The seed is dark green to gray black depending on variety. Seeds are about the same size as pea seed so they are easy to plant by hand if you must. You need about 8-10 kg/ha. It takes about 7 days to germinate at ±30°C. So lower temperatures might take slightly longer. The optimum temperature for germination is quite high at 35°C. The seed will not germinate below 16 °C so planting too early in spring will result in low germination rates and low plant standings. You can store Okra seed for about 2 years under cool dry conditions but it is best to get fresh seed everytime you plant a commercial important crop.

okra pods fruit plant

Okra is a not well known plant but has niche potential as it is high in vitamins. Growth is limited during summer only and it is very sensitive to windy conditions.

Sowing Okra.

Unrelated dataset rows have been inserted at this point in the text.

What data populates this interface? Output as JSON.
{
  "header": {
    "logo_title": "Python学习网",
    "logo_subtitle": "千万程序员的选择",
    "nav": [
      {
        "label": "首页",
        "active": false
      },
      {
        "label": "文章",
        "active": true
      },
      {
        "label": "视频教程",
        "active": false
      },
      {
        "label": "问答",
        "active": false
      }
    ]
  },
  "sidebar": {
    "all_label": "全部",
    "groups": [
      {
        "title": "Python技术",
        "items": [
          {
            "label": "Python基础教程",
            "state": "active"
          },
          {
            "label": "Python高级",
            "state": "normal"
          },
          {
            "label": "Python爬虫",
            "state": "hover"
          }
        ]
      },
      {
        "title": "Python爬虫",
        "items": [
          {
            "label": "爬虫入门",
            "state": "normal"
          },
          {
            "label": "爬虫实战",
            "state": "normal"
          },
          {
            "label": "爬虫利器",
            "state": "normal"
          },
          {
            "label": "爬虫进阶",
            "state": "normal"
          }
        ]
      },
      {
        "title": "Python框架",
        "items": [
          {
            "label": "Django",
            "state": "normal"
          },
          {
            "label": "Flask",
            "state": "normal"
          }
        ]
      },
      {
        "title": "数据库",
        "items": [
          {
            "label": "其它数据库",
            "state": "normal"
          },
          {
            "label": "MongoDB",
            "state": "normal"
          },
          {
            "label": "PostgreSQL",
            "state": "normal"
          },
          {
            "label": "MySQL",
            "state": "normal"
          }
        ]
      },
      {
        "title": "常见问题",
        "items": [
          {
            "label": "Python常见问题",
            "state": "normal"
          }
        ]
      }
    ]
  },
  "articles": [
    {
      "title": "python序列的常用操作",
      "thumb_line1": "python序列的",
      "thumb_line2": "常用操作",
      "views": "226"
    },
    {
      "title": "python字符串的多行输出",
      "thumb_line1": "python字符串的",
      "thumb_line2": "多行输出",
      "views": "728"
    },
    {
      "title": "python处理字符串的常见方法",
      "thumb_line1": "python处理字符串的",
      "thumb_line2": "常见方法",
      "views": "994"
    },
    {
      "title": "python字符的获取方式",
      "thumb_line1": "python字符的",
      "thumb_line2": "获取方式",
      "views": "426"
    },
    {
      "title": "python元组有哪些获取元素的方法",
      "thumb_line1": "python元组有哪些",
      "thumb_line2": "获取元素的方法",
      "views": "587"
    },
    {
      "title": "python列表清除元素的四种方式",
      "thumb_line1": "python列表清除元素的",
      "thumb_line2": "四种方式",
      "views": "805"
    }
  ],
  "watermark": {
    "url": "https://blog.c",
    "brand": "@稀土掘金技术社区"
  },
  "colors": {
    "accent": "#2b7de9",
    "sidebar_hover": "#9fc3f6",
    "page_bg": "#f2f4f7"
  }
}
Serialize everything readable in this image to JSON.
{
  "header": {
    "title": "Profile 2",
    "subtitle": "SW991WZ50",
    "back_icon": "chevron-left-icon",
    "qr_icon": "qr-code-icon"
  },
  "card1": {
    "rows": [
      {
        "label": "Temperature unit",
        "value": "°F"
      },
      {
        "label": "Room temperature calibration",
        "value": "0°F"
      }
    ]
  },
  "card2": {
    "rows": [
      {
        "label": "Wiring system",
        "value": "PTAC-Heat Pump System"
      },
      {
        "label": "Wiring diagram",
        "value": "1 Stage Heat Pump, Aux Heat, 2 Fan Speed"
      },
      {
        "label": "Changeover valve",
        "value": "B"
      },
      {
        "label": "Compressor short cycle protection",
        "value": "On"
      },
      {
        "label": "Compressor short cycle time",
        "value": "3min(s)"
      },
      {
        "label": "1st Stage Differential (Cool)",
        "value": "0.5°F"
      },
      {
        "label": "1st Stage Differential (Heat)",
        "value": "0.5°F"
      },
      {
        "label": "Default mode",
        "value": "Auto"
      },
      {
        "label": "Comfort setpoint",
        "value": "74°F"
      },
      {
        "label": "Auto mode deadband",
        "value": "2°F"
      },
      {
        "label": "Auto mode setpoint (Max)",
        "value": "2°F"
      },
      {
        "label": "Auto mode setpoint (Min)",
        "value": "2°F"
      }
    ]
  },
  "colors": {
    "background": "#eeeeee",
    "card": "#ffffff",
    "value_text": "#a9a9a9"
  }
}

The seed can be soaked in water for 24 hours before it is sown. Sow the seed in trays and transplant when the seedlings are 150mm high.  Transplanting too early can result in higher mortality. The seed can be sown directly. The safe way is to place two seeds per spot and thin out later. However this is only used by home gardners and not commercial farmers. Seeds are placed 25-50mm deep. Note this is deeper than other crops such as tomatoes and peppers.

Plant spacing

As Orka is quite a big plant the spacing is slightly wider than usual. Between rows: 500 – 1000 mm. In rows: 400 – 600 mm. Try and achieve a population of 30,000 plants in a hectare.


Okra pods mature quickly. So there is a short window between immature pods and over ripe ones. That is where a lot of growers fail. You have to watch the crop daily and know when to harvest. In most cases you will have to harvest every second day. This makes Okra an intensive crop to grow. It is labour intensive and you need good planning and labour management.

Okra can be stored for 7-10 days at 7-10 °C and a relative humidity of 90-95% which is very high. Disease control must be very effective in the cold rooms otherwise you can lose the whole crop.  Cold damage will ruin the pods below 4 °C. Throw frozen pods away.

Okra insect pests

  • Aphids: control with mercaptothion and endosulfan
  • Green stink bug: mercaptothion, mevinphos
  • Okra like cotton is susceptible to eelworm. If you have eelworm fumigate with EDB before planting.
  • Various other insect pests may occur such as cutworm, snails etc.

Okra diseases.

  • Fungal diseases: Symptoms: masses of pinkish fungus like objects at the base of the plant. It happens with a sudden drop of leaves. The best way to control it is with crop rotation.
  • Verticillium wilt. Plants shrivel, look chlorotic and leaves fall off. Again not much help as crop rotation is the best option.

Okra diseases are the same as with cotton as they come from the same genetic material.